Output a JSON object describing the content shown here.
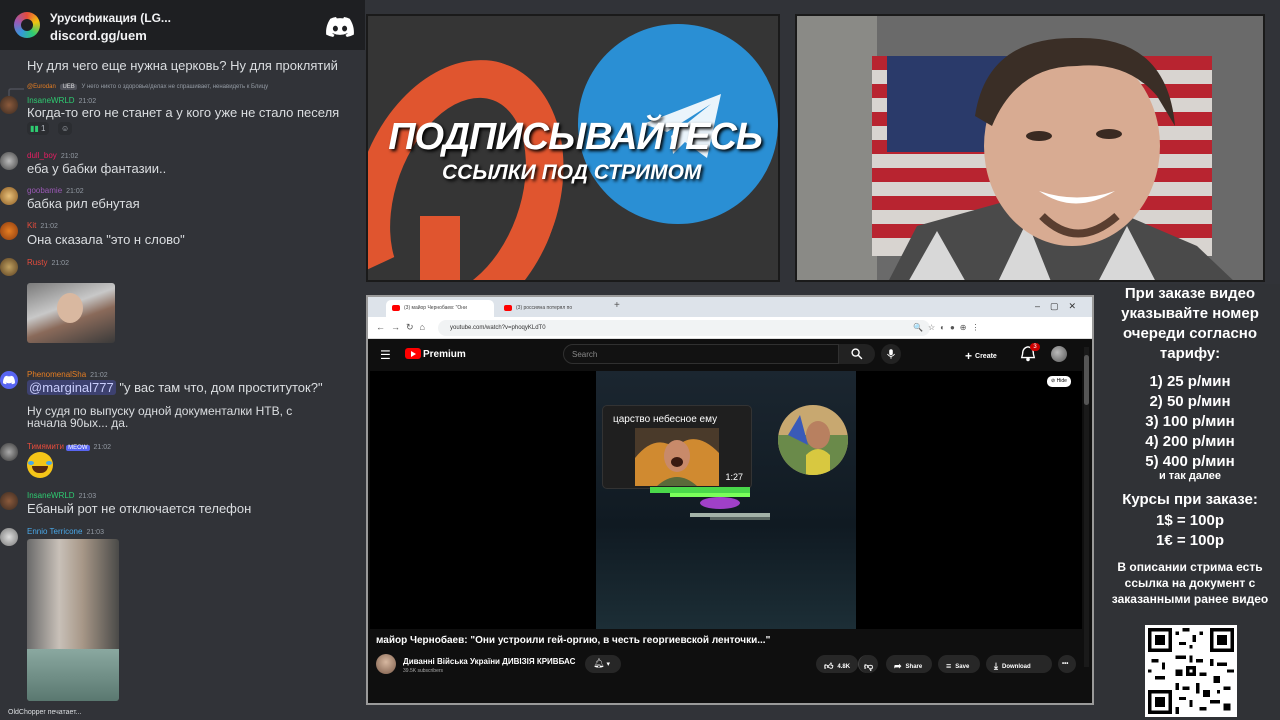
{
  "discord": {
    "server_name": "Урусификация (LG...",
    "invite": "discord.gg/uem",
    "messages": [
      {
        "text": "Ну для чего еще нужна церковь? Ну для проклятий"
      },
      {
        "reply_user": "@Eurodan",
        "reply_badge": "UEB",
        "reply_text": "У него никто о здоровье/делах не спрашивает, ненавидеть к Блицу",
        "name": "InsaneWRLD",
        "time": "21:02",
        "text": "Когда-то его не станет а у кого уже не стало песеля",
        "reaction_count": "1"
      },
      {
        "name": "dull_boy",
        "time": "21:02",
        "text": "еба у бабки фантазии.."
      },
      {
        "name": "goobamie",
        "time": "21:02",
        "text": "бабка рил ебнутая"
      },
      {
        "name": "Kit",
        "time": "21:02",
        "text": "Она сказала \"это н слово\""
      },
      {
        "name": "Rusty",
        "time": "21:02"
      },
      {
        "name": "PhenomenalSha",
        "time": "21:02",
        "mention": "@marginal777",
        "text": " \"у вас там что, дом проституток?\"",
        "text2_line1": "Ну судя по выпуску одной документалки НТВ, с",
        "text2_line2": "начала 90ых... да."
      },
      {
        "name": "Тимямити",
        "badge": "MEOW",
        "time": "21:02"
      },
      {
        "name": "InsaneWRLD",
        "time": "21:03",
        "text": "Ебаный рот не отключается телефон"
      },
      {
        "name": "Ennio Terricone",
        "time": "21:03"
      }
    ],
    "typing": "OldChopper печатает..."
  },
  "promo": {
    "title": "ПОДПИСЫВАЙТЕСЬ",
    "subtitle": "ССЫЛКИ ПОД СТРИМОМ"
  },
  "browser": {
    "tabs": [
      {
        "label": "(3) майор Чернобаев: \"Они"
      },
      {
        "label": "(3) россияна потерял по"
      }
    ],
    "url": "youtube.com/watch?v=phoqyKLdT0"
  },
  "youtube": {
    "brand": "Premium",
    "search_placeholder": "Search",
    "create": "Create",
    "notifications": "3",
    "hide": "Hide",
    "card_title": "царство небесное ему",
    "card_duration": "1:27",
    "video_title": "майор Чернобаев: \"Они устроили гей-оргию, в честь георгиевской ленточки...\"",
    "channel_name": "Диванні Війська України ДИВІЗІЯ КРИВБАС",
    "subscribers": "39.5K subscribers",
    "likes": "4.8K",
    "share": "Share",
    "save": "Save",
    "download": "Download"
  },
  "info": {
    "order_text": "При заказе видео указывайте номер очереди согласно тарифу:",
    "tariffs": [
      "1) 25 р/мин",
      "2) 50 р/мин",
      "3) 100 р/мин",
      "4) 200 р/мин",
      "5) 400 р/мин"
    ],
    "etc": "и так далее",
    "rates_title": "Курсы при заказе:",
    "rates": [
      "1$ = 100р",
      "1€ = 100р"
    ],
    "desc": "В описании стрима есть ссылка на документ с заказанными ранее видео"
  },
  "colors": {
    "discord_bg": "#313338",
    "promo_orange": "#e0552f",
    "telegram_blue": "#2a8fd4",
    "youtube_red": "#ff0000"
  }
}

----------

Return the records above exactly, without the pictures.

# Solution below:
Output a JSON object describing the content shown here.
{
  "discord": {
    "server_name": "Урусификация (LG...",
    "invite": "discord.gg/uem",
    "messages": [
      {
        "text": "Ну для чего еще нужна церковь? Ну для проклятий"
      },
      {
        "reply_user": "@Eurodan",
        "reply_badge": "UEB",
        "reply_text": "У него никто о здоровье/делах не спрашивает, ненавидеть к Блицу",
        "name": "InsaneWRLD",
        "time": "21:02",
        "text": "Когда-то его не станет а у кого уже не стало песеля",
        "reaction_count": "1"
      },
      {
        "name": "dull_boy",
        "time": "21:02",
        "text": "еба у бабки фантазии.."
      },
      {
        "name": "goobamie",
        "time": "21:02",
        "text": "бабка рил ебнутая"
      },
      {
        "name": "Kit",
        "time": "21:02",
        "text": "Она сказала \"это н слово\""
      },
      {
        "name": "Rusty",
        "time": "21:02"
      },
      {
        "name": "PhenomenalSha",
        "time": "21:02",
        "mention": "@marginal777",
        "text": " \"у вас там что, дом проституток?\"",
        "text2_line1": "Ну судя по выпуску одной документалки НТВ, с",
        "text2_line2": "начала 90ых... да."
      },
      {
        "name": "Тимямити",
        "badge": "MEOW",
        "time": "21:02"
      },
      {
        "name": "InsaneWRLD",
        "time": "21:03",
        "text": "Ебаный рот не отключается телефон"
      },
      {
        "name": "Ennio Terricone",
        "time": "21:03"
      }
    ],
    "typing": "OldChopper печатает..."
  },
  "promo": {
    "title": "ПОДПИСЫВАЙТЕСЬ",
    "subtitle": "ССЫЛКИ ПОД СТРИМОМ"
  },
  "browser": {
    "tabs": [
      {
        "label": "(3) майор Чернобаев: \"Они"
      },
      {
        "label": "(3) россияна потерял по"
      }
    ],
    "url": "youtube.com/watch?v=phoqyKLdT0"
  },
  "youtube": {
    "brand": "Premium",
    "search_placeholder": "Search",
    "create": "Create",
    "notifications": "3",
    "hide": "Hide",
    "card_title": "царство небесное ему",
    "card_duration": "1:27",
    "video_title": "майор Чернобаев: \"Они устроили гей-оргию, в честь георгиевской ленточки...\"",
    "channel_name": "Диванні Війська України ДИВІЗІЯ КРИВБАС",
    "subscribers": "39.5K subscribers",
    "likes": "4.8K",
    "share": "Share",
    "save": "Save",
    "download": "Download"
  },
  "info": {
    "order_text": "При заказе видео указывайте номер очереди согласно тарифу:",
    "tariffs": [
      "1) 25 р/мин",
      "2) 50 р/мин",
      "3) 100 р/мин",
      "4) 200 р/мин",
      "5) 400 р/мин"
    ],
    "etc": "и так далее",
    "rates_title": "Курсы при заказе:",
    "rates": [
      "1$ = 100р",
      "1€ = 100р"
    ],
    "desc": "В описании стрима есть ссылка на документ с заказанными ранее видео"
  },
  "colors": {
    "discord_bg": "#313338",
    "promo_orange": "#e0552f",
    "telegram_blue": "#2a8fd4",
    "youtube_red": "#ff0000"
  }
}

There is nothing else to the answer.